Modeling Mitosis Lab

Found below are the stages of Mitosis presented through diagrams in which we used pipecleaners, string and beads to explain our understanding.

Mitosis:

The process of duplicating cells.

Interphase:

The cell is preparing itself for mitosis while DNA is replicating itself.

Prophase:

In this stage (prophase) the chromatids find their match and using a centromere are attached together forming x’s. Attached to the chromosomes are a pink string which represents the growing spindle fibres. The nuclear membrane also disintegrates in this step of mitosis and leaves the remainder of the nuclear contents (which includes the chromosomes) .

Metaphase:

As we mentioned, the nuclear membrane has disintegrated now and the chromosomes are able to move and align in the middle of the cell. Attached to each chromotoide is a spindle fibre which will be useful in the next step.

Anaphase:

The spindle fibres pull the chromosomes apart now making the chromosomes chromatids again. Each chromatid is pulled to the poles (opposite sides) of the cell.

Telophase:

Spindle fibres have now disappeared and the nuclear membrane has reformed in both of the cells. The chromosomes are now encased and are able to relax into chromatin again.

Cytokinesis:

The end result is that I now have two identical and separate cells from the one cell that I started off with.

“The Life of a Genetic Mutation”

Below you can find a video in which I tell a fictional story about a girl named Kate who has Treacher Collins Syndrome. This is considered a genetic mutation and is all explained in the video. I hope you enjoy the fictional storyline and learn something while you’re at it!

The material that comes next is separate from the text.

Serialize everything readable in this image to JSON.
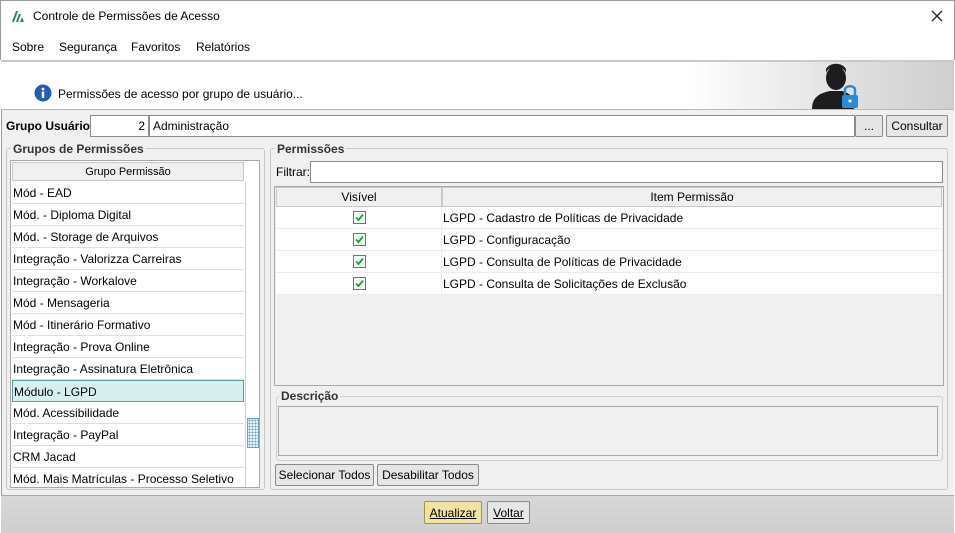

Questions I asked during my research:

What is Treacher Collins Syndrome?
Is there a treatment for Treacher Collins Syndrome?
What causes Treacher Collins Syndrome?
How common is Treacher Collins Syndrome?
What and or who does Treacher Collins Syndrome affect?
How can you inherit Treacher Collins Syndrome?
Where does the name “Treacher Collins Syndrome” come from?
How can Treacher Collins Syndrome be diagnosed?

 

As I worked through my research, I used many different tools to answer my questions. Tools such as youtube and different news stations to watch stories of real life Treacher Collins patients along with medical websites and websites from hospitals to help further with my understanding of the topic. By using websites from hospitals I knew that I receiving good information and more importantly, scientific information. Facts was what I needed for my research and not necessarily opinions when I was first learning about the topic. After I had a basic understanding of Treacher Collins Syndrome was when it was nice to watch the real life stories because I was able to follow along with the information being presented.

 

Below I have attached my sources from the medical websites and the real life story video’s:

http://www.seattlechildrens.org/medical-conditions/chromosomal-genetic-conditions/treacher-collins/

https://rarediseases.org/rare-diseases/treacher-collins-syndrome/

(A journey through Treacher Collins Syndrome)

http://abcnews.go.com/US/abc-news-elizabeth-vargas-inspired-boy-treacher-collins/story?id=51205144

https://www.youtube.com/watch?v=feGliiEsomo

(A video explaining Treacher Collins Syndrome)

http://www.dailymail.co.uk/video/news/video-1183728/What-Treacher-Collins-Syndrome.html

 

I believe this project was very successful. I was able to use sites that presented many different facts but were also not to scientifically worded that I couldn’t understand them. For next time I can improve on using even more sources to check my facts and understanding. I believe that the format I presented my video with was a great way to share my understanding and kept the viewers intrigued.